[Exercise details]
Each line of the entries that mentions the string "title" needs to be reported.

(Dataset rows describing interfaces)
- - -

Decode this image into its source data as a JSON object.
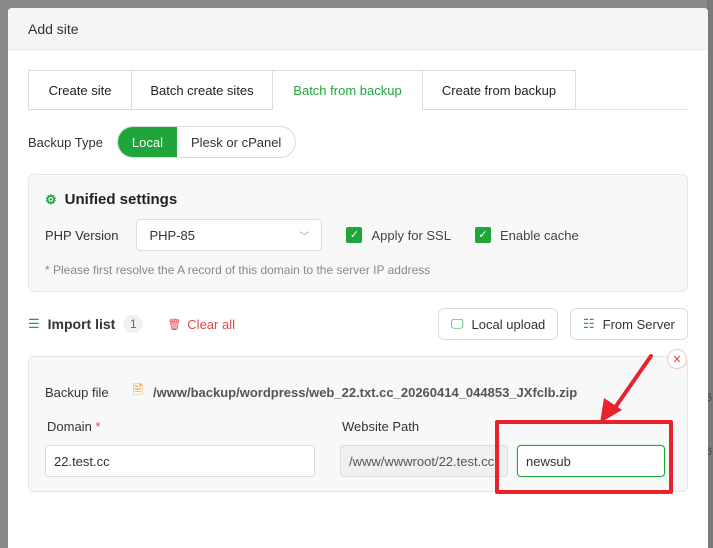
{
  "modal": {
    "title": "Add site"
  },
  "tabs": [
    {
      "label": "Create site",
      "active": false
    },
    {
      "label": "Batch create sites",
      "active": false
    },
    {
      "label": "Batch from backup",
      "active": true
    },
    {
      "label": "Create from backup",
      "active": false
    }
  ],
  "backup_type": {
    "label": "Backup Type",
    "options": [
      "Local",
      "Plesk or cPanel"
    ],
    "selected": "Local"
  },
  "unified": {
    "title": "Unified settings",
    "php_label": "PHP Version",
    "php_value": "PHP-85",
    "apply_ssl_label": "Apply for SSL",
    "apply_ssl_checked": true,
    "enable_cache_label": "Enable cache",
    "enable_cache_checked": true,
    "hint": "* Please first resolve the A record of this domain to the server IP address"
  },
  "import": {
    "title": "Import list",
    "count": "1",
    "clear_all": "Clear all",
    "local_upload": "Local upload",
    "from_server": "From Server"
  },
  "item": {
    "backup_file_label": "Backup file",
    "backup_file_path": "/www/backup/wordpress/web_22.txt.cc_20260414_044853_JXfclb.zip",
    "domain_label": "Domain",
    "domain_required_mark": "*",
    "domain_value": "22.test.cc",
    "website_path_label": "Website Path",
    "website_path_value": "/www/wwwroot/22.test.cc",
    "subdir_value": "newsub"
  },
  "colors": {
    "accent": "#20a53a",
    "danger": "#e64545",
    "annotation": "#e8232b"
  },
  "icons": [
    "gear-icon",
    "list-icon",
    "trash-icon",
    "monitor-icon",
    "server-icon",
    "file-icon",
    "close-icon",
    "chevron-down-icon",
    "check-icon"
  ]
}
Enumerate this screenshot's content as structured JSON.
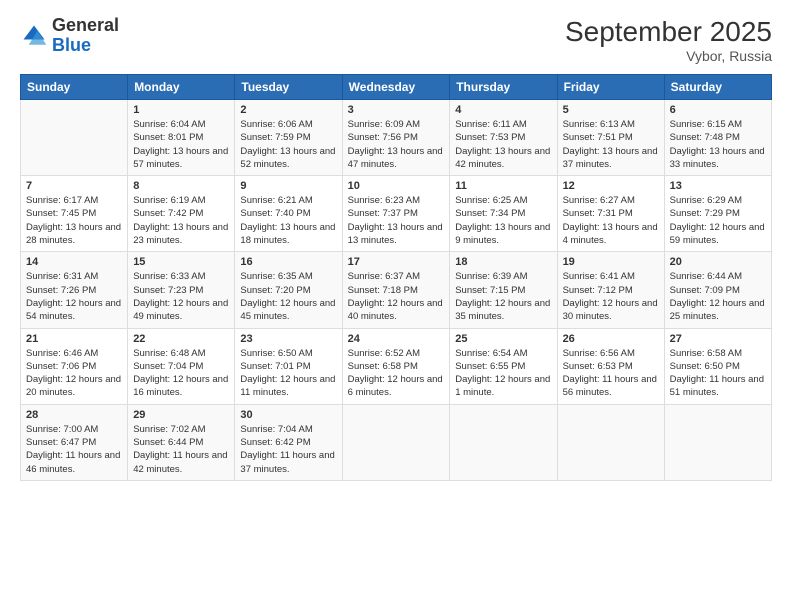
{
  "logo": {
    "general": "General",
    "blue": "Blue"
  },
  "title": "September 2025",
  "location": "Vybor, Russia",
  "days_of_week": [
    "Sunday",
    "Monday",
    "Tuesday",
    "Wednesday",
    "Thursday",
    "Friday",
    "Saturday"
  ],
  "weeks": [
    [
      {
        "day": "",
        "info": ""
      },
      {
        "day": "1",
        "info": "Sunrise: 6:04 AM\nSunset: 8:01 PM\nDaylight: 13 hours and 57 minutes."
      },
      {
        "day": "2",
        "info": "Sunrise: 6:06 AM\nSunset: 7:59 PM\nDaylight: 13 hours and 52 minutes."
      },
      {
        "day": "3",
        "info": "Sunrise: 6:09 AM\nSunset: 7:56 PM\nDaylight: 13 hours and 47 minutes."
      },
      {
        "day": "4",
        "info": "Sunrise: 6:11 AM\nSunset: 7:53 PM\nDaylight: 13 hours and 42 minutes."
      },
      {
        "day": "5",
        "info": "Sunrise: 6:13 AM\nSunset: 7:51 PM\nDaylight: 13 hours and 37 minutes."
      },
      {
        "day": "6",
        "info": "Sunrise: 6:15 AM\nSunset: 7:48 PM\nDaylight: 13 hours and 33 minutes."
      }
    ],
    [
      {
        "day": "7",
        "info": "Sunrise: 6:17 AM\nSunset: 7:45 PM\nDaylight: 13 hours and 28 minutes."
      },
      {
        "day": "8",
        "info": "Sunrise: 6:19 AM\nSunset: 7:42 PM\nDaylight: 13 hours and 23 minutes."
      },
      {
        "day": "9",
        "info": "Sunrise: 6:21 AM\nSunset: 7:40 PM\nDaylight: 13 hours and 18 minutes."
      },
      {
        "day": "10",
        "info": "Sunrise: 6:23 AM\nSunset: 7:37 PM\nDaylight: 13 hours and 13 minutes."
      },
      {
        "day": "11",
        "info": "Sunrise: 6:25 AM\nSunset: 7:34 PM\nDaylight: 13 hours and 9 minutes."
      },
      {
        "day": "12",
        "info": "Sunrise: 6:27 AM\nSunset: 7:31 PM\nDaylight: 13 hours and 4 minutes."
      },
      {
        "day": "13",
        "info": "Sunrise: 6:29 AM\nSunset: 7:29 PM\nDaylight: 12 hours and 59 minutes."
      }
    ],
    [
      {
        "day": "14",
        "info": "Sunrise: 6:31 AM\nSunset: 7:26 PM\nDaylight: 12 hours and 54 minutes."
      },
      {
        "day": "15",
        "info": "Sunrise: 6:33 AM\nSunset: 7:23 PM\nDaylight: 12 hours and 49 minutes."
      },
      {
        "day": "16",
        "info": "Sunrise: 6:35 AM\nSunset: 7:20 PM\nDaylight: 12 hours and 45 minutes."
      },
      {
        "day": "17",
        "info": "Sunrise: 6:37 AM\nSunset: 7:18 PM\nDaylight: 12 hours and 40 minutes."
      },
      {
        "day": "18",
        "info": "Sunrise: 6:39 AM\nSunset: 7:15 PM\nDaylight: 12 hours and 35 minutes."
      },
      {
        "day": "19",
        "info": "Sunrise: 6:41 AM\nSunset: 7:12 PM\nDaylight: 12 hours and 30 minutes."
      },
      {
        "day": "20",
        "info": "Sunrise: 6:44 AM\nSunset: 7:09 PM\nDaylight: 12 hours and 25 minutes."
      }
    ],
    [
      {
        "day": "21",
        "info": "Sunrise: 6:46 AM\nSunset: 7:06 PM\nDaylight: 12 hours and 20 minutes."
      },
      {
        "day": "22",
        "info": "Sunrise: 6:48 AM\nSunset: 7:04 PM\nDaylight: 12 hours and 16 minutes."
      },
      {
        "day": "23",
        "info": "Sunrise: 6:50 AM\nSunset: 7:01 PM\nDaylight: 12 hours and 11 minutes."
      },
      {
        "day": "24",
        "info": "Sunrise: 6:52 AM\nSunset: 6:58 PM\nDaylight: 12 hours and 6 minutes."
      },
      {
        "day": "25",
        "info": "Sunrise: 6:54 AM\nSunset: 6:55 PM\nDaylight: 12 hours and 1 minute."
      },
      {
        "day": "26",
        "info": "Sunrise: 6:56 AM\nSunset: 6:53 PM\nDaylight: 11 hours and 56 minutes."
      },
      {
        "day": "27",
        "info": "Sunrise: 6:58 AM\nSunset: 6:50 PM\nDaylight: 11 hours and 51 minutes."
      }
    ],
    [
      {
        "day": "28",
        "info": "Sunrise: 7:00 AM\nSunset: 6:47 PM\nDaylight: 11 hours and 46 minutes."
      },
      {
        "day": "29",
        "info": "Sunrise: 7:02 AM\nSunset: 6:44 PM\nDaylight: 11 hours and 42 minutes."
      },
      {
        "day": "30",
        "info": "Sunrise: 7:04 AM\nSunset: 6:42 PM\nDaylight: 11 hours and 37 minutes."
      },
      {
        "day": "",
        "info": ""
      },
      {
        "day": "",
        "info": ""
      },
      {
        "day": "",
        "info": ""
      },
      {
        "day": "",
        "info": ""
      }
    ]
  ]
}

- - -

[Final answer]
    "title": "Add site"
    "title": "Unified settings",
    "title": "Import list",
  "title": "September 2025",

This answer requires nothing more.